* _AIM OF THE EXERCISE_
Would you set down each line of the data below exactly?

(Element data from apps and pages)
++++++

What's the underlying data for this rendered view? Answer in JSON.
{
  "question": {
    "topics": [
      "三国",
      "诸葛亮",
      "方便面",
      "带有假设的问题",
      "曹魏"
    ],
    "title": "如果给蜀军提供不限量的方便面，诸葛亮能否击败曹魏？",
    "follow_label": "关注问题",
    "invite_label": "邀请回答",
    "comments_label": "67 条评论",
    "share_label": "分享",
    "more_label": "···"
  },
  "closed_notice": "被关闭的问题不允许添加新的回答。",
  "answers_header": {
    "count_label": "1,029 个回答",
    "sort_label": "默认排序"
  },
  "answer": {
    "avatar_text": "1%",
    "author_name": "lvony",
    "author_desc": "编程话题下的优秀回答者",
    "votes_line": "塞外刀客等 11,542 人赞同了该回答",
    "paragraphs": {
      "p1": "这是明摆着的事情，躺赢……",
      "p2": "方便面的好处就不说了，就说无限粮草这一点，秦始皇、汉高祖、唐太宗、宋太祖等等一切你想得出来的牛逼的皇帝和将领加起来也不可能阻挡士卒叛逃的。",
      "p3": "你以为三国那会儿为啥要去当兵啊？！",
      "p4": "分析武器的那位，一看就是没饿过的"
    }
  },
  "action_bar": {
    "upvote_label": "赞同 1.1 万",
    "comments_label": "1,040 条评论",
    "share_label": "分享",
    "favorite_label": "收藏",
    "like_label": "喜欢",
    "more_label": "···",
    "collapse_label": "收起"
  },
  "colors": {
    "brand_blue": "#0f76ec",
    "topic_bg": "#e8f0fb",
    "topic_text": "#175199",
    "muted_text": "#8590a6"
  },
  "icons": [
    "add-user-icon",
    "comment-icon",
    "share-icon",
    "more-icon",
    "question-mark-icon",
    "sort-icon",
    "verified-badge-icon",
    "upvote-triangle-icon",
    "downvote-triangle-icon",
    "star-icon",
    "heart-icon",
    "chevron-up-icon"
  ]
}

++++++

* _REPLY TO THE EXERCISE_
What's the underlying data for this rendered view? Answer in JSON.
{
  "question": {
    "topics": [
      "三国",
      "诸葛亮",
      "方便面",
      "带有假设的问题",
      "曹魏"
    ],
    "title": "如果给蜀军提供不限量的方便面，诸葛亮能否击败曹魏？",
    "follow_label": "关注问题",
    "invite_label": "邀请回答",
    "comments_label": "67 条评论",
    "share_label": "分享",
    "more_label": "···"
  },
  "closed_notice": "被关闭的问题不允许添加新的回答。",
  "answers_header": {
    "count_label": "1,029 个回答",
    "sort_label": "默认排序"
  },
  "answer": {
    "avatar_text": "1%",
    "author_name": "lvony",
    "author_desc": "编程话题下的优秀回答者",
    "votes_line": "塞外刀客等 11,542 人赞同了该回答",
    "paragraphs": {
      "p1": "这是明摆着的事情，躺赢……",
      "p2": "方便面的好处就不说了，就说无限粮草这一点，秦始皇、汉高祖、唐太宗、宋太祖等等一切你想得出来的牛逼的皇帝和将领加起来也不可能阻挡士卒叛逃的。",
      "p3": "你以为三国那会儿为啥要去当兵啊？！",
      "p4": "分析武器的那位，一看就是没饿过的"
    }
  },
  "action_bar": {
    "upvote_label": "赞同 1.1 万",
    "comments_label": "1,040 条评论",
    "share_label": "分享",
    "favorite_label": "收藏",
    "like_label": "喜欢",
    "more_label": "···",
    "collapse_label": "收起"
  },
  "colors": {
    "brand_blue": "#0f76ec",
    "topic_bg": "#e8f0fb",
    "topic_text": "#175199",
    "muted_text": "#8590a6"
  },
  "icons": [
    "add-user-icon",
    "comment-icon",
    "share-icon",
    "more-icon",
    "question-mark-icon",
    "sort-icon",
    "verified-badge-icon",
    "upvote-triangle-icon",
    "downvote-triangle-icon",
    "star-icon",
    "heart-icon",
    "chevron-up-icon"
  ]
}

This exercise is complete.